Rhianna is a 30 year old first time geek mom. She hopes to raise her daughter, Sierra, with a love of reading, science fiction, fantasy, computers, gaming, and a love of the outdoors. Rhianna likes a lot of different geek genres, but doesn’t consider herself a die-hard fan of any of them…more of a lover of most.
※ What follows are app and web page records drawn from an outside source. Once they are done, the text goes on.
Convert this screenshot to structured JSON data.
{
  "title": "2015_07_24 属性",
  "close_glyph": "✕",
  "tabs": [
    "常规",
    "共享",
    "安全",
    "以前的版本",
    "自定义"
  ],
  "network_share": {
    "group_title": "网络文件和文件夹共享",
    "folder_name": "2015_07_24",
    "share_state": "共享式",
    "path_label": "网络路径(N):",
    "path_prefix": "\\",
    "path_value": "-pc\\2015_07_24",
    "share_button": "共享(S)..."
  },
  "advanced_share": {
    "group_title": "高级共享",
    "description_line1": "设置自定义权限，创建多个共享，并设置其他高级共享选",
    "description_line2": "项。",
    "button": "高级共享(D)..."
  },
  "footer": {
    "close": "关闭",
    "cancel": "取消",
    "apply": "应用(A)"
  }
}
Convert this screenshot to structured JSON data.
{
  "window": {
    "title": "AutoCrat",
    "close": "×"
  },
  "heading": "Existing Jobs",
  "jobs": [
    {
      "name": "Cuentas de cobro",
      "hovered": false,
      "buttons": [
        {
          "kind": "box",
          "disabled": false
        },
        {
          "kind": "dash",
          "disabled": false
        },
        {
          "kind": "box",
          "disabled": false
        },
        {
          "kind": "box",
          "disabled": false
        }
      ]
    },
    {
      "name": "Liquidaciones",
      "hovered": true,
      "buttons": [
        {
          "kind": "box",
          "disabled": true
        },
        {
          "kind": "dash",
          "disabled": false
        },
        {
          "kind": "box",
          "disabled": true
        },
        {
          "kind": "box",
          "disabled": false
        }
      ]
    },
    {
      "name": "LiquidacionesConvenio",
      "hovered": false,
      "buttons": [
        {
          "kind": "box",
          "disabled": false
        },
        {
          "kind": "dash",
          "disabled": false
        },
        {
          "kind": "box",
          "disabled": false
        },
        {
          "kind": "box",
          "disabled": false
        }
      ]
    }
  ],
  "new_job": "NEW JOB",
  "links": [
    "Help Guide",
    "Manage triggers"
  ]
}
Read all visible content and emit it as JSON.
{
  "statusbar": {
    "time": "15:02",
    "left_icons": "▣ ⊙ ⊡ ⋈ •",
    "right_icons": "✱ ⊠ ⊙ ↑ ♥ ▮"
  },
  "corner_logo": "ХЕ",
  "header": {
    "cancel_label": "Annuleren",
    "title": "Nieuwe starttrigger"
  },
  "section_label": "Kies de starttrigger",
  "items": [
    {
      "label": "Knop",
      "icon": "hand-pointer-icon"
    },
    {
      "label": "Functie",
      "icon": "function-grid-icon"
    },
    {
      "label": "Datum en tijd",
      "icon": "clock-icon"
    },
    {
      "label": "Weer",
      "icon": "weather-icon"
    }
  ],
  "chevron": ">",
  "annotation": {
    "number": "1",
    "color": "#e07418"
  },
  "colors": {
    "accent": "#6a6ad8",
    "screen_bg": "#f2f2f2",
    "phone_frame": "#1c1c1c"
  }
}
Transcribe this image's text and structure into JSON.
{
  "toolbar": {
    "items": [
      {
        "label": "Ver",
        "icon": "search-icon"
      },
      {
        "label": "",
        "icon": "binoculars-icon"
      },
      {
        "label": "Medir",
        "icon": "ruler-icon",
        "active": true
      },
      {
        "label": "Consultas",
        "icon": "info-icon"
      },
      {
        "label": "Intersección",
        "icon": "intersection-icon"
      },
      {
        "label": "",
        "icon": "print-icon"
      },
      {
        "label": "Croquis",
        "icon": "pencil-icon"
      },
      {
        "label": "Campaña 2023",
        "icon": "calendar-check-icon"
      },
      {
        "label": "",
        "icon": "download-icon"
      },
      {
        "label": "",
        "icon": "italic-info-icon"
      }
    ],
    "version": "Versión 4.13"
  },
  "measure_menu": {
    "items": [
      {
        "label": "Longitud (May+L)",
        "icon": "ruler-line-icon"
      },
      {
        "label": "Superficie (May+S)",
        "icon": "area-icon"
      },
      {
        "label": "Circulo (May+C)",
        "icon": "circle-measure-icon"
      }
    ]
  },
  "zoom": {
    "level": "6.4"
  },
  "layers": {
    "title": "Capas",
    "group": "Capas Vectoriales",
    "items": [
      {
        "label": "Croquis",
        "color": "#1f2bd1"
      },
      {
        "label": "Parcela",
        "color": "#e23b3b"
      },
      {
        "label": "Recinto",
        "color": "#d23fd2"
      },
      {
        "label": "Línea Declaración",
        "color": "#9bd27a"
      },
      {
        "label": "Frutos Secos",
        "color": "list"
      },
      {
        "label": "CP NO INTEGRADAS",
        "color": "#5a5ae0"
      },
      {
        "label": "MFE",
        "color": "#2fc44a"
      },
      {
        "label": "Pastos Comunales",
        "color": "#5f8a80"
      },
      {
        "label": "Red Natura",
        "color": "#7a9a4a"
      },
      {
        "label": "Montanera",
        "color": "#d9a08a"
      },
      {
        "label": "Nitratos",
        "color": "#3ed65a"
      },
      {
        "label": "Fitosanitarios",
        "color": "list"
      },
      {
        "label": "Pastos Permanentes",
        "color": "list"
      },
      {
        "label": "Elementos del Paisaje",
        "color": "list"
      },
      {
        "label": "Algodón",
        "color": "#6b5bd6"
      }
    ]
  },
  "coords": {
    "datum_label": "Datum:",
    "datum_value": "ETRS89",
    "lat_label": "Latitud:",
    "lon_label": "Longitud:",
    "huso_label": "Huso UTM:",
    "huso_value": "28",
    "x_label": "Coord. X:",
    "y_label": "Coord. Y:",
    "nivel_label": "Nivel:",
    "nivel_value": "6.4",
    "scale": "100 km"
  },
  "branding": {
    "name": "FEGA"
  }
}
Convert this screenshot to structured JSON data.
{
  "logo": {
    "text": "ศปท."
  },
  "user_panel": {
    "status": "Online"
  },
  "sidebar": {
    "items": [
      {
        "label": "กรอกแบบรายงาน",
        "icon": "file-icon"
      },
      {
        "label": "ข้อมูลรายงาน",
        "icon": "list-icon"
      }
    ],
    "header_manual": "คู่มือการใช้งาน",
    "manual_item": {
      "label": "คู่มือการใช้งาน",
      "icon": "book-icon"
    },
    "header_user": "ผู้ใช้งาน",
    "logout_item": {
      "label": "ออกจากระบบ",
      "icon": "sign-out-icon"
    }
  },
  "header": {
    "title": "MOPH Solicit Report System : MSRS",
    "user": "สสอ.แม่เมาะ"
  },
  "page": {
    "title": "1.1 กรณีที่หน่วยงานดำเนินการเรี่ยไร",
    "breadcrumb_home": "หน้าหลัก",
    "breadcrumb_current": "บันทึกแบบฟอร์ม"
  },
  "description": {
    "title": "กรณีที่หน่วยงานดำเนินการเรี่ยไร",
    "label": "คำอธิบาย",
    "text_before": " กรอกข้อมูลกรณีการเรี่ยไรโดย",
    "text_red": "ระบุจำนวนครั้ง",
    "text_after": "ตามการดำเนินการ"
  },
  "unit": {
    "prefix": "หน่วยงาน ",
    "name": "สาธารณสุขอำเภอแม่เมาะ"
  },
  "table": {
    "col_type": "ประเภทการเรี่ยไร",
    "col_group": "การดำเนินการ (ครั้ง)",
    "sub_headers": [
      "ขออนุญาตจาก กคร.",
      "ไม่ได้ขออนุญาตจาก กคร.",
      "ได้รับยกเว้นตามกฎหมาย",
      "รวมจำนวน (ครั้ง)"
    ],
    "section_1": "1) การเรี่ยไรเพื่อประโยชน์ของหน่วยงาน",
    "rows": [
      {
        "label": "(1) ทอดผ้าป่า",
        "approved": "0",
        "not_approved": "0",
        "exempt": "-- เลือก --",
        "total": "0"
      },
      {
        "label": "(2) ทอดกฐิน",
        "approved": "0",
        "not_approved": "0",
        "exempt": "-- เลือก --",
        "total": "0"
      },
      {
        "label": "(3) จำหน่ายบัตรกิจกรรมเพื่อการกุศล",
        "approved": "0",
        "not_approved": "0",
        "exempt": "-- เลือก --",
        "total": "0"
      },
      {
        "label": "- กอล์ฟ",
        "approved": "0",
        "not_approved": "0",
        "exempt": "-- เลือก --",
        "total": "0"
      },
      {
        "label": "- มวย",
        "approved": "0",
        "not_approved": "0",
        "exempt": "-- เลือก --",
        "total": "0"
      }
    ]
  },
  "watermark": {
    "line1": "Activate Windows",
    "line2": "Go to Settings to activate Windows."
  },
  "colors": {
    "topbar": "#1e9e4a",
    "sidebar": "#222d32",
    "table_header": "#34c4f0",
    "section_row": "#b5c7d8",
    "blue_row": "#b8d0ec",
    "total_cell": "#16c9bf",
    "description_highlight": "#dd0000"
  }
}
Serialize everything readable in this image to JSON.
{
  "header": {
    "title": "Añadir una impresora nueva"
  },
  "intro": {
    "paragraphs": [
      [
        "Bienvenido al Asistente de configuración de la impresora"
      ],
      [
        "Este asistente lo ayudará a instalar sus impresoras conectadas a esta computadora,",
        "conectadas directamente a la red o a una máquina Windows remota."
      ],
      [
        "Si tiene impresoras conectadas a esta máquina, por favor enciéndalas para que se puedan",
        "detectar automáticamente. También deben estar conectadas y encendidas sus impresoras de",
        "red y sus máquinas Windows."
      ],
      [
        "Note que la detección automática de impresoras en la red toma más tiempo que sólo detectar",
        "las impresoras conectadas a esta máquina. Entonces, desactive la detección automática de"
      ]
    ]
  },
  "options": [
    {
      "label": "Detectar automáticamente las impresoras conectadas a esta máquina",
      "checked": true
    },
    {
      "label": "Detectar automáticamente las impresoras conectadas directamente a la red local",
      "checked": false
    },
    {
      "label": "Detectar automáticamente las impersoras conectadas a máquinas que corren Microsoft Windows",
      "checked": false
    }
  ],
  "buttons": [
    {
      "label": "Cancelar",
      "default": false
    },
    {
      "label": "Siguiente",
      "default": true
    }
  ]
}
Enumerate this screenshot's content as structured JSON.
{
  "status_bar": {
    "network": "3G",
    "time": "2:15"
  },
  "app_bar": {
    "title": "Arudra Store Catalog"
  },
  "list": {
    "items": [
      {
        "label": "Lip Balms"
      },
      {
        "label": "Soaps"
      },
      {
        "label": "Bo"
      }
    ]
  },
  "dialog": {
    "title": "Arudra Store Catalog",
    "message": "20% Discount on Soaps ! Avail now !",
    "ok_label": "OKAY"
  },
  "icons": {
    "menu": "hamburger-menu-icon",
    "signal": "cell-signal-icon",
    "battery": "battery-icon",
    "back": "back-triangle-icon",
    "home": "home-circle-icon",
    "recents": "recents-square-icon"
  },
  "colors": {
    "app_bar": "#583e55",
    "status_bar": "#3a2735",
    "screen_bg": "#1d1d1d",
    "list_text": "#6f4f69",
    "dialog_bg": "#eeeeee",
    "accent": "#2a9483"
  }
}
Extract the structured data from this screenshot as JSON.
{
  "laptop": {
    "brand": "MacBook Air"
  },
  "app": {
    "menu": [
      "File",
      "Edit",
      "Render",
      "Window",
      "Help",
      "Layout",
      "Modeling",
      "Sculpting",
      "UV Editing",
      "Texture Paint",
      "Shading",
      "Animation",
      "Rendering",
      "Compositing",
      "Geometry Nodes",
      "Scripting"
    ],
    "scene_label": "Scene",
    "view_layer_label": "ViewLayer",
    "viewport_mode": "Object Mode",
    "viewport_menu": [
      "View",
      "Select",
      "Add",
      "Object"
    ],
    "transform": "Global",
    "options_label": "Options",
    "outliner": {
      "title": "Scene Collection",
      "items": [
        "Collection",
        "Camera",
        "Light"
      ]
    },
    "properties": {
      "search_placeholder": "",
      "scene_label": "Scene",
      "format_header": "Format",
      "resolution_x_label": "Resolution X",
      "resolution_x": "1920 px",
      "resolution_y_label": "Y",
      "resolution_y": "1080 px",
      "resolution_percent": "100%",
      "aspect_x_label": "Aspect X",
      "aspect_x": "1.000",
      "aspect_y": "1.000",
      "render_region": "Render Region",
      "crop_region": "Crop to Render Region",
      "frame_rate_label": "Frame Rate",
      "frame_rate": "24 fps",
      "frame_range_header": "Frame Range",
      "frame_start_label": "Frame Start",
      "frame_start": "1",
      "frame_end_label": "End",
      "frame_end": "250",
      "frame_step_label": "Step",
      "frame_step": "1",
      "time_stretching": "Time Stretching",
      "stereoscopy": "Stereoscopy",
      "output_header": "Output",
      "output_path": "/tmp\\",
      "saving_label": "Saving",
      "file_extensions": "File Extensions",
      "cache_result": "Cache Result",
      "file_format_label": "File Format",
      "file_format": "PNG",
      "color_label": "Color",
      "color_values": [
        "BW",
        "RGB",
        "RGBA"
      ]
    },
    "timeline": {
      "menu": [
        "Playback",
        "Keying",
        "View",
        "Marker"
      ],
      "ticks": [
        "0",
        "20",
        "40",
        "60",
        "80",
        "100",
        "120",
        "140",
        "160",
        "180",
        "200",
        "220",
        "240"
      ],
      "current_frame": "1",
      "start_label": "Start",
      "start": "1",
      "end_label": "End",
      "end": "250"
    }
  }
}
She is the author of the mini-blog BAG OF HOLDING.
  • Carrie Poppy

    Dig it.